Although we were all a baby once, it is difficult for an adult to comprehend the magnitude of the developments that take place in a baby’s mind. During the first year the advances are enormous, and come rapidly. The baby’s emotions become increasingly varied and complex: he (or she) learns love and fear. He begins to work things out for himself and learn that certain causes have particular effects. He recognizes that his mother is separate from himself and that there are other people in the world as well. A baby’s psychosexual development is influenced during this first year by how his parents answer his needs for food and for emotional and physical contact. Some babies appear to develop faster than others during the first year, either physically or mentally, or both. Some learn to talk sooner, others demand more attention bacause they become bored easily. This rate of development should not be seen as a sign of ‘cleverness’ or intellectual slowness, because each individual develops at his own pace, and the pace can change in subsequent years.
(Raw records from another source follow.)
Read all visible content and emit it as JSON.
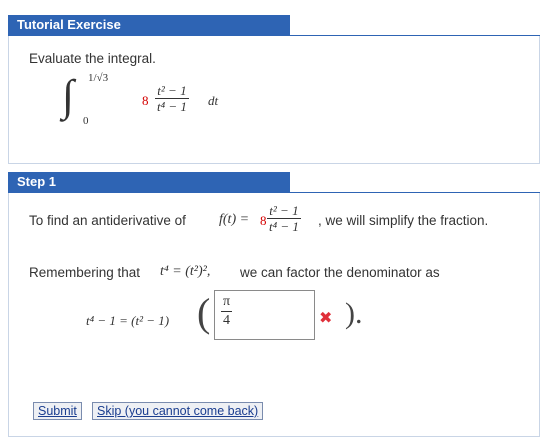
{
  "tutorial": {
    "header": "Tutorial Exercise",
    "prompt": "Evaluate the integral.",
    "integral": {
      "upper_limit": "1/√3",
      "lower_limit": "0",
      "coefficient": "8",
      "numerator": "t² − 1",
      "denominator": "t⁴ − 1",
      "differential": "dt"
    }
  },
  "step1": {
    "header": "Step 1",
    "intro_prefix": "To find an antiderivative of",
    "function_label": "f(t) =",
    "function_coefficient": "8",
    "function_numerator": "t² − 1",
    "function_denominator": "t⁴ − 1",
    "intro_suffix": ", we will simplify the fraction.",
    "remember_prefix": "Remembering that",
    "remember_identity": "t⁴ = (t²)²,",
    "remember_suffix": "we can factor the denominator as",
    "factor_lhs": "t⁴ − 1 = (t² − 1)",
    "answer_numerator": "π",
    "answer_denominator": "4",
    "answer_status": "incorrect",
    "close_paren": ")."
  },
  "buttons": {
    "submit": "Submit",
    "skip": "Skip (you cannot come back)"
  },
  "colors": {
    "header_bg": "#2e64b4",
    "accent_red": "#d40000",
    "incorrect_mark": "#e0303a"
  }
}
A child’s future emotional well-being, including his sense of worth, may depend upon these early ex- riini / y periences. A contented adult is likely to have been treated as an important individual during this formative first years, not just as ‘a baby’ without personality. Meeting a baby’s physical and emotional needs lovingly teaches him how to trust, respond and love. A baby’s first emotional bond is with his mother – or, in her absence, with the person who spends the most time looking after him. By about six months he recognizes her as separate from himself, and loves her intensely.
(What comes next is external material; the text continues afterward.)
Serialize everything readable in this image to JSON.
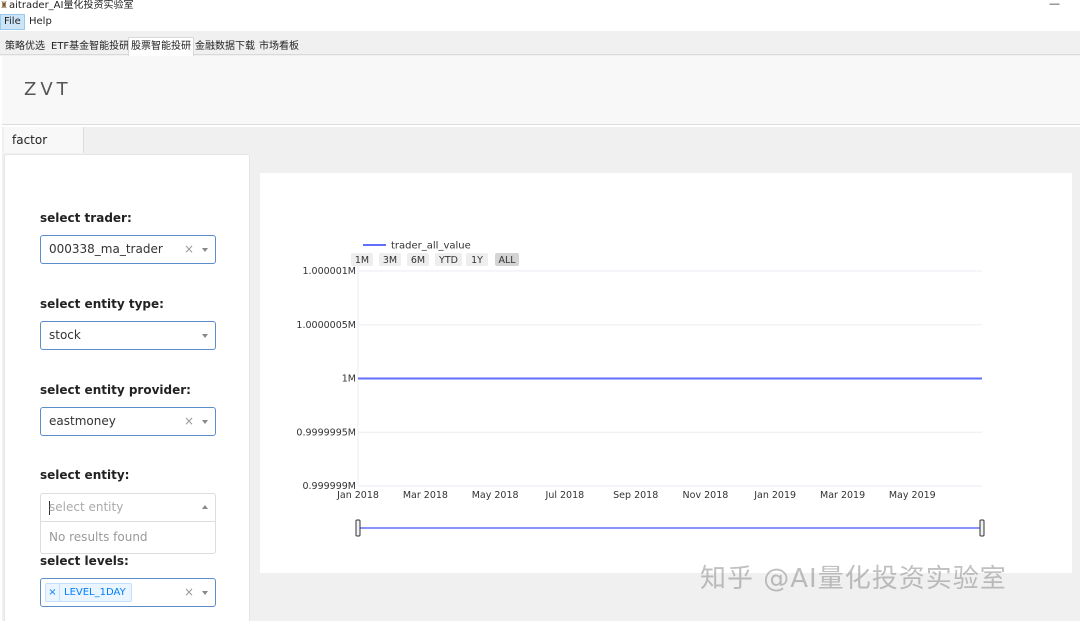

His father may become almost as important, if he spends much time with the child; but the baby turns to his mother when he is upset. He may also become attached to other members of the family. Every child should have at least one person on whom he can depend. Babies brought up in institutions may experience changes of ‘care-taker’ and have little one-to-one contact. Although they may be well cared for physically, they lack the close relationship with another person, the “mother figure’, that is the basis for normal development.
Babies are often anxious and miserable when separated from their mothers, even if briefly. This separation anxiety becomes apparent when the baby is old enough to understand that his mother is another individual, not an extension of himself. A baby of 6 to 12 months may try to keep his mother in sight all the time, because it does not yet understand that even if its mother is in another room, she is still there. Many younger babies respond to strangers with friendly curiosity. By six months of age, however, they often become wary of them, particularly in unfamiliar surroundings. This anxiety can last until about two years of age, although children who have met many different people from an early age are likely to worry less about meeting strangers.
When a baby
A baby who has not yet learned to talk has only one effective way of making his needs known:. Babies have a variety of cries that differ in pitch, rhythm and intensity. Some mothers soon learn to recognize the different cries that signify hunger, pain. Complaining, loneliness or boredom. Particularly distinctive are the frantic screaming of a baby with colic and the frustrated cry of a hungry, sucking baby when a nipple or teat is delivering milk too slowly. A crying baby needs help and attention. Parents may worry that by attending to him immediately – by picking him up and cuddling him – they risk spoiling him. They may feel he should learn to wait, but he is too young to understand this lesson. If help is delayed he will become anxious and redouble his efforts for attention, because he is no longer sure it will come. On the other hand, a quick and calm response to his needs reinforces his trust and encourages him towards confident independence.
Speech and play
The age at which normal children produce their first word varies considerably. However, all babies go through the same stages. At about two months, the baby coos and gurgles. A while later he may discover the pleasure of high-pitched shouts. Then, for several months, he may babble almost incessantly, even when alone.
By six to nine months, this stream of largely unintelligible sounds has slowed down; he will be producing monosyllables such as ‘ba’ and “da’, an activity known to child psychologists by the rather forbidding term ‘experimental vocalization’. By one year, most babies can speak a recognizable word or two that they delight in practising.
Even the youngest baby plays, feeling the nipple or patting the breast as he feeds. An older baby will gaze at a mobile above hisand, in time, explore new objects by putting them in his mouth or feeling them with his hands. He may play with his food, dabbling his fingers in it and smearing it over his high chair. Babies’ play is about learning: how things feel, taste and work. If he has no toys, a baby will play with his hands, with a wooden spoon, or with anything else within reach. As he gets older and more mobile he will seek out his own playthings. This can be annoying for parents – and possibly dangerous for the child; but once unsafe and breakable objects are put out of reach, the more he can explore the better.